“A respectful and informative book about the residential school system written by Aboriginal author Larry Loyie. It includes first hand accounts of many different survivors of the school system as well as photos and documents. This is a heartbreaking, but very important read as it includes the long term effects the school system has had on these families.”

“This is an excellent introduction to the history of the Indian Residential School System in Canada. I truely hope it finds it’s way into every school and church library. The authors compile personal stories, many photographs, and history in a well sequenced telling of the tragic history of relations between First Nations peoples and colonial Canada.”

“Researched and written over the span of almost two decades, the authors document the history of residential schools with first-person interviews (including that of author Larry Loyie) and photographs. It is written in a very accessible way for readers from teens to adults, and should serve as an important introduction to this blight on Canada’s history.”

“Absolutely wonderful overview of Canada’s residential schools, with firsthand accounts and pictures from survivors. Especially loved the “myths” section at the back of the book 🙂 Bravo to the survivors and authors brave enough to share their story.”
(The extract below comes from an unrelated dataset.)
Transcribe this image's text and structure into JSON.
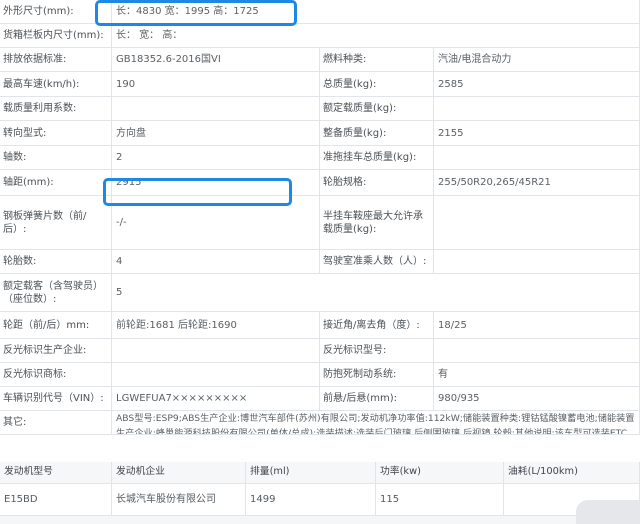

“Very comprehensive summary of Residential Schools and their legacy. Great visuals and witness accounts.”